The first floor shows the pottery in chronological order, starting with the Villanovan culture. Both the native Etruscan type of pottery called bucchero and imported pottery is on display here. Pottery dated to the Orientalizing period and onward was imported from Ancient Egypt, Phoenicia and Ancient Greece. Among these ceramics was the Bocchoris vase, which dates from the Ancient Egyptian 24th dynasty. Especially pottery from Corinth was imported in large quantities from the end of the seventh to the sixth century BC and imitated by the Etruscans. Some bronze tableware also dates to the Orientalizing period. After this comes the Attic black-figure and red-figure pottery from the fourth century BC, the Classical period. A collection of Etruscan bronze coins is exhibited in the ballroom. In the same room are later gold coins from the Roman Empire which were found at Gravisca, Tarquinia's ancient harbor, and gold jewelry. The first floor ends with a collection of votive offerings.[2]

The second floor is a square porch which offers a view over the city and the countryside. This floor houses some of the restored paintings from the tombs of the Necropolis of Monterozzi. The tombs are the Tomb of the Triclinium, the Tomb of the Bigas, the Tomb of the Olympic Games and the Tomb of the Ship. In the hall of weapons the "Cavalli Alati" are exhibited, a relief of a pair of winged horses. They once decorated the Ara della Regina, an Etruscan temple in Tarquinia which dates to the fourth century BC.[2]

See also[edit]

References[edit]
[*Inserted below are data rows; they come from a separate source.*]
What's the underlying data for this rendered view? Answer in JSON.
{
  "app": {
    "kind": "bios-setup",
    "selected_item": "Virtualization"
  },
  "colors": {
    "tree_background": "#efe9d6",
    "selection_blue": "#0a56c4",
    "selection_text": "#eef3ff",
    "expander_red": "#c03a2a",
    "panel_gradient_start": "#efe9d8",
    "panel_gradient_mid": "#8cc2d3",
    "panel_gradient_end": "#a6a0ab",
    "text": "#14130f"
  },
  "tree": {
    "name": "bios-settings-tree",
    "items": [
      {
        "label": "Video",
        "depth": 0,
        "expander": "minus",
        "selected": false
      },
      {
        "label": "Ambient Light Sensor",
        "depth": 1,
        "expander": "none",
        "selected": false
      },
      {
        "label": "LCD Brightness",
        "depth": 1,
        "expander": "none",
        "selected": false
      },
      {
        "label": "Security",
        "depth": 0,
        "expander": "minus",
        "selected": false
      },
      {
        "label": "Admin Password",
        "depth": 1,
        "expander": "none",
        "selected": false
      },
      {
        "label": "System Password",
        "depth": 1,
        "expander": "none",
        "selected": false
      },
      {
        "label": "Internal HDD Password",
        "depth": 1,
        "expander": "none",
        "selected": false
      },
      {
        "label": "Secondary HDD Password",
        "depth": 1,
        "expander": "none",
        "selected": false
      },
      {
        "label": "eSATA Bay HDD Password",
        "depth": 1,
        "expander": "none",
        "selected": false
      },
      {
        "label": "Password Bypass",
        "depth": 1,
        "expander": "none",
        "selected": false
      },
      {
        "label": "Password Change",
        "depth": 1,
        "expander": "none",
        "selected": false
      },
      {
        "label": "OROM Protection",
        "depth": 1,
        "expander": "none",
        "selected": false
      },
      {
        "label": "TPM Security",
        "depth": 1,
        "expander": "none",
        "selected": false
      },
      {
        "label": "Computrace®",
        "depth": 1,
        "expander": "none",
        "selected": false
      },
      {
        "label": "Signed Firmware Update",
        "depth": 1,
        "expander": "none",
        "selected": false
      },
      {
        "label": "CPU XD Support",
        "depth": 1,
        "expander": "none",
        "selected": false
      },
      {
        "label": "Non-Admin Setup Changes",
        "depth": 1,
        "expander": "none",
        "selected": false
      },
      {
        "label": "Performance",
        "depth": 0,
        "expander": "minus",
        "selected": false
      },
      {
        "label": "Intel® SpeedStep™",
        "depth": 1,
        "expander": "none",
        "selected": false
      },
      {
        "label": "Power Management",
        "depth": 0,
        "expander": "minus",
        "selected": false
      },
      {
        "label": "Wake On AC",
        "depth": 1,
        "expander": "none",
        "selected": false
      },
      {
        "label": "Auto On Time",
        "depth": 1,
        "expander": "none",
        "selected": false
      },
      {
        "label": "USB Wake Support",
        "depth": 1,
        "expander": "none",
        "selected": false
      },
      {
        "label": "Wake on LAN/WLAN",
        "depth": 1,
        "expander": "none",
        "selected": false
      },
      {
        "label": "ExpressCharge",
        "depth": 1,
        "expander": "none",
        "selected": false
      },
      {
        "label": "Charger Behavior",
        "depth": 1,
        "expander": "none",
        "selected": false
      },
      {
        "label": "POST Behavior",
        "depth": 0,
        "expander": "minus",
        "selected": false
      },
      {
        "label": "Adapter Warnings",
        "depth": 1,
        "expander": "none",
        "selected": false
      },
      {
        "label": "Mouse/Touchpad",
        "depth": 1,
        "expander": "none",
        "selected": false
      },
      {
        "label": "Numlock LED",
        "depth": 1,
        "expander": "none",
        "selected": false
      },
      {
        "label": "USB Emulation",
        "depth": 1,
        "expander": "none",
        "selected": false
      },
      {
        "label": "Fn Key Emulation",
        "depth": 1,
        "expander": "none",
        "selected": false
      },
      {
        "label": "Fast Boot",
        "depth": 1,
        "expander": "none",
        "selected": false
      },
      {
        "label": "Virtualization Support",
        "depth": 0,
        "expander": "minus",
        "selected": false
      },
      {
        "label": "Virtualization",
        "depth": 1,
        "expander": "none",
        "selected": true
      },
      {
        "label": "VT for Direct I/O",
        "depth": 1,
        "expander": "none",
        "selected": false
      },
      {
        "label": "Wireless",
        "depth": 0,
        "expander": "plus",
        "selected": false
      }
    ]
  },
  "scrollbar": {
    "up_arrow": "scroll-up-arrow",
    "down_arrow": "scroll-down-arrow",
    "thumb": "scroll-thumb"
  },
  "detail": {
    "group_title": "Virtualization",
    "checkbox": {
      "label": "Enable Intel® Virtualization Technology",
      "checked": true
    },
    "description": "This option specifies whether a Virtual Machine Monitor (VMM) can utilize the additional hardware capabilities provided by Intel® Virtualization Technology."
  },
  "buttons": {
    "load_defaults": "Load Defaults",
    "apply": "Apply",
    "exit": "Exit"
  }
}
  1. ^ "Palazzo Vitelleschi". Soprintendenza per i Beni Archeologici dell'Etruria Meridionale. Retrieved 24 July 2013. 
  2. ^ a b c "Tarquinia Turismo". City of Tarquinia. Retrieved 24 July 2013. 

External links[edit]